View Tag: ‘Anderson’
Audiologists are most interested in interventions that lead to better speech understanding. However, the evidence for the benefits of music training on speech-in-noise (SIN) performance has been mixed.
Mysteries of the Hearing Brain — What Can Rate Code Tell Us About Cochlear-Implant and Older Listeners?
Samira Anderson looks at how impaired rate discrimination may affect an older person’s ability to understand speech in a cocktail party scenario.
Anderson et al outline how their study results, paired with previous findings, support exploring how infants with HL utilize both TE and TFS for speech discrimination.
Samira writes about how analysis methods can be developed to extract the neural signal with fewer channels and expand our ability to objectively assess real-world hearing ability.
Samira Anderson relates the utility of using an array of evoked potentials to fully understand the nature of a patient’s complaints and remember that it is not possible to definitively conclude that a person has “normal hearing” based on an audiogram alone.
Due to the confusion of terms for various evoked potentials, in this column, Samira Anderson will clarify any confusion provide a brief history and summary of clinical uses of these potentials.
Auditory training may be an efficacious management recommendation for older adults. The success of this training is likely to be enhanced if it employs techniques known to enhance neuroplasticity.
Samira Anderson looks at auditory training and neuroplasticity.
Samira Anderson looks at counseling patients on understanding the mechanisms involved in adjusting to increased loudness.

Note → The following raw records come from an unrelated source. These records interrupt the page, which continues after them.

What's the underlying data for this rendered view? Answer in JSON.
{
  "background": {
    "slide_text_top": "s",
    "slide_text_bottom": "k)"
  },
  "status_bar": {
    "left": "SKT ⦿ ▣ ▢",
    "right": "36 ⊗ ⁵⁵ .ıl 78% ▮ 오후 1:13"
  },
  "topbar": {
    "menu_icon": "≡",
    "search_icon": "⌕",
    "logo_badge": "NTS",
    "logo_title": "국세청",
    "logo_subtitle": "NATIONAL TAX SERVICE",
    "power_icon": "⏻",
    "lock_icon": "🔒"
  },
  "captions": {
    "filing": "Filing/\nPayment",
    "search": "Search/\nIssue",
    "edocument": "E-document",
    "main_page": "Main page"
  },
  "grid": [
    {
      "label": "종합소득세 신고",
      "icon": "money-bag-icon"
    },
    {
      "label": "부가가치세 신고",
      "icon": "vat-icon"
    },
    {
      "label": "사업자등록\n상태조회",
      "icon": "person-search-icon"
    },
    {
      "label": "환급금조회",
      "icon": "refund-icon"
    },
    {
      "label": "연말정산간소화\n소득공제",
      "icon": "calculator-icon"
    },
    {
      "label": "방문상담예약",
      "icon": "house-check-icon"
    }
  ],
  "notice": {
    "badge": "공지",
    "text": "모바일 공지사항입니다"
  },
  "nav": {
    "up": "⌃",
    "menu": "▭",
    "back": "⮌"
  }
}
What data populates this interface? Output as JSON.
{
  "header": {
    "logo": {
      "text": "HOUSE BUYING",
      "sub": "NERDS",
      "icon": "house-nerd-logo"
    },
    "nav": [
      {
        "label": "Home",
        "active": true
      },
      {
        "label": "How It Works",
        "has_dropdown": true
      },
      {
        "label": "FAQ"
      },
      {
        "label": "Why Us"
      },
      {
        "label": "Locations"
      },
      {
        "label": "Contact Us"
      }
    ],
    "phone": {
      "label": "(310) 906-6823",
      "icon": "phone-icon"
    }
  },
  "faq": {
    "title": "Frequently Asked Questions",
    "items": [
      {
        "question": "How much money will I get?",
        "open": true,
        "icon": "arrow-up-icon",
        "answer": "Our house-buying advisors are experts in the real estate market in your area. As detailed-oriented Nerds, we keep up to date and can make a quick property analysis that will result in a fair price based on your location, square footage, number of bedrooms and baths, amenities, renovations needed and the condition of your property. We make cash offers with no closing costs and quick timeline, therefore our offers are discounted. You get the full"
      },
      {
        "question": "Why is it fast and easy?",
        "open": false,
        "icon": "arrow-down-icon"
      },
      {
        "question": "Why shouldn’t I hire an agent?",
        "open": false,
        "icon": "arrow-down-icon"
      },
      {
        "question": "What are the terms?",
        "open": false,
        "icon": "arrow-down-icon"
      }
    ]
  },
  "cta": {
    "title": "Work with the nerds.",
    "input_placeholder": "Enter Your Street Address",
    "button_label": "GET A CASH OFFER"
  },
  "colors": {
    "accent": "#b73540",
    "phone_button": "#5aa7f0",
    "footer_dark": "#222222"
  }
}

Hearing problems in older people may not be related to audibility but rather to the decreased temporal processing that accompanies aging.